Your task:
Here is a block of records. Copy every line in it that includes "icon".

##### Data supplied #####

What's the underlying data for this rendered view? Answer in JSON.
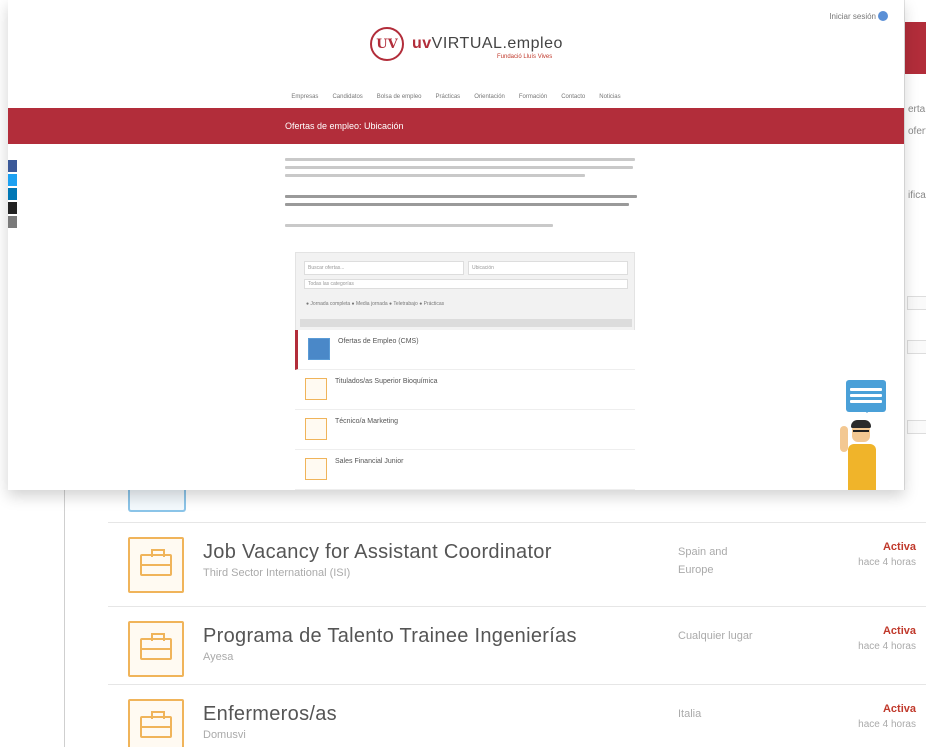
{
  "site": {
    "header_link": "Iniciar sesión",
    "logo_mark": "UV",
    "logo_word_bold": "uv",
    "logo_word_light": "VIRTUAL.empleo",
    "logo_sub": "Fundació Lluís Vives",
    "nav": [
      "Empresas",
      "Candidatos",
      "Bolsa de empleo",
      "Prácticas",
      "Orientación",
      "Formación",
      "Contacto",
      "Noticias"
    ],
    "banner_title": "Ofertas de empleo: Ubicación"
  },
  "search": {
    "keyword_placeholder": "Buscar ofertas...",
    "location_placeholder": "Ubicación",
    "category_placeholder": "Todas las categorías",
    "filters": "● Jornada completa   ● Media jornada   ● Teletrabajo   ● Prácticas"
  },
  "preview_jobs": [
    {
      "title": "Ofertas de Empleo (CMS)",
      "company": "",
      "place": "",
      "status": "",
      "blue": true
    },
    {
      "title": "Titulados/as Superior Bioquímica",
      "company": "",
      "place": "",
      "status": "",
      "blue": false
    },
    {
      "title": "Técnico/a Marketing",
      "company": "",
      "place": "",
      "status": "",
      "blue": false
    },
    {
      "title": "Sales Financial Junior",
      "company": "",
      "place": "",
      "status": "",
      "blue": false
    }
  ],
  "jobs": [
    {
      "title": "Job Vacancy for Assistant Coordinator",
      "company": "Third Sector International (ISI)",
      "place": "Spain and Europe",
      "status": "Activa",
      "ago": "hace 4 horas"
    },
    {
      "title": "Programa de Talento Trainee Ingenierías",
      "company": "Ayesa",
      "place": "Cualquier lugar",
      "status": "Activa",
      "ago": "hace 4 horas"
    },
    {
      "title": "Enfermeros/as",
      "company": "Domusvi",
      "place": "Italia",
      "status": "Activa",
      "ago": "hace 4 horas"
    }
  ],
  "right_sliver": {
    "lines": [
      "erta",
      "ofert",
      "ifica"
    ]
  },
  "colors": {
    "brand_red": "#b22d3a",
    "accent_orange": "#f0b45a",
    "accent_blue": "#4aa0d8",
    "status_red": "#c0392b"
  },
  "social_colors": [
    "#3b5998",
    "#1da1f2",
    "#0077b5",
    "#222222",
    "#7a7a7a"
  ]
}
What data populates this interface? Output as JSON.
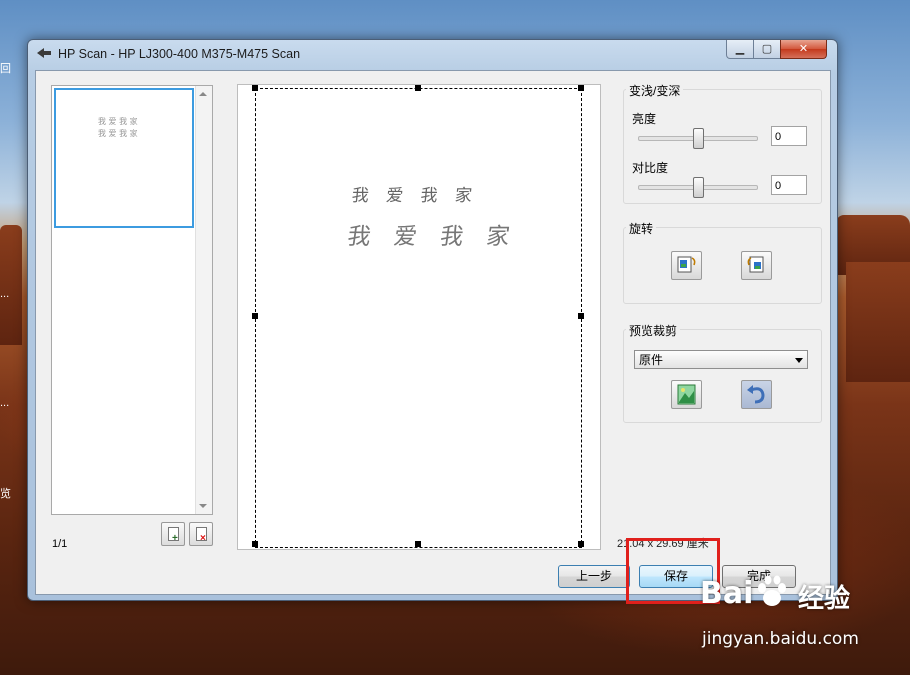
{
  "window": {
    "title": "HP Scan - HP LJ300-400 M375-M475 Scan",
    "close_label": "✕"
  },
  "desktop": {
    "left_fragments": [
      "回",
      "...",
      "...",
      "览"
    ]
  },
  "thumbnails": {
    "page_count": "1/1"
  },
  "preview": {
    "line1": "我 爱 我 家",
    "line2": "我 爱 我 家"
  },
  "adjust": {
    "group_title": "变浅/变深",
    "brightness_label": "亮度",
    "brightness_value": "0",
    "brightness_level": 0.5,
    "contrast_label": "对比度",
    "contrast_value": "0",
    "contrast_level": 0.5
  },
  "rotate": {
    "group_title": "旋转",
    "left_icon": "rotate-left-icon",
    "right_icon": "rotate-right-icon"
  },
  "crop": {
    "group_title": "预览裁剪",
    "selected_option": "原件",
    "crop_icon": "crop-image-icon",
    "undo_icon": "undo-icon"
  },
  "size_text": "21.04 x 29.69 厘米",
  "buttons": {
    "prev": "上一步",
    "save": "保存",
    "done": "完成"
  },
  "watermark": {
    "logo": "Bai",
    "brand_cn": "经验",
    "url": "jingyan.baidu.com"
  },
  "colors": {
    "highlight_red": "#e0201c",
    "thumb_selection": "#3c9be0"
  }
}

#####

Exercise result:
    "left_icon": "rotate-left-icon",
    "right_icon": "rotate-right-icon"
    "crop_icon": "crop-image-icon",
    "undo_icon": "undo-icon"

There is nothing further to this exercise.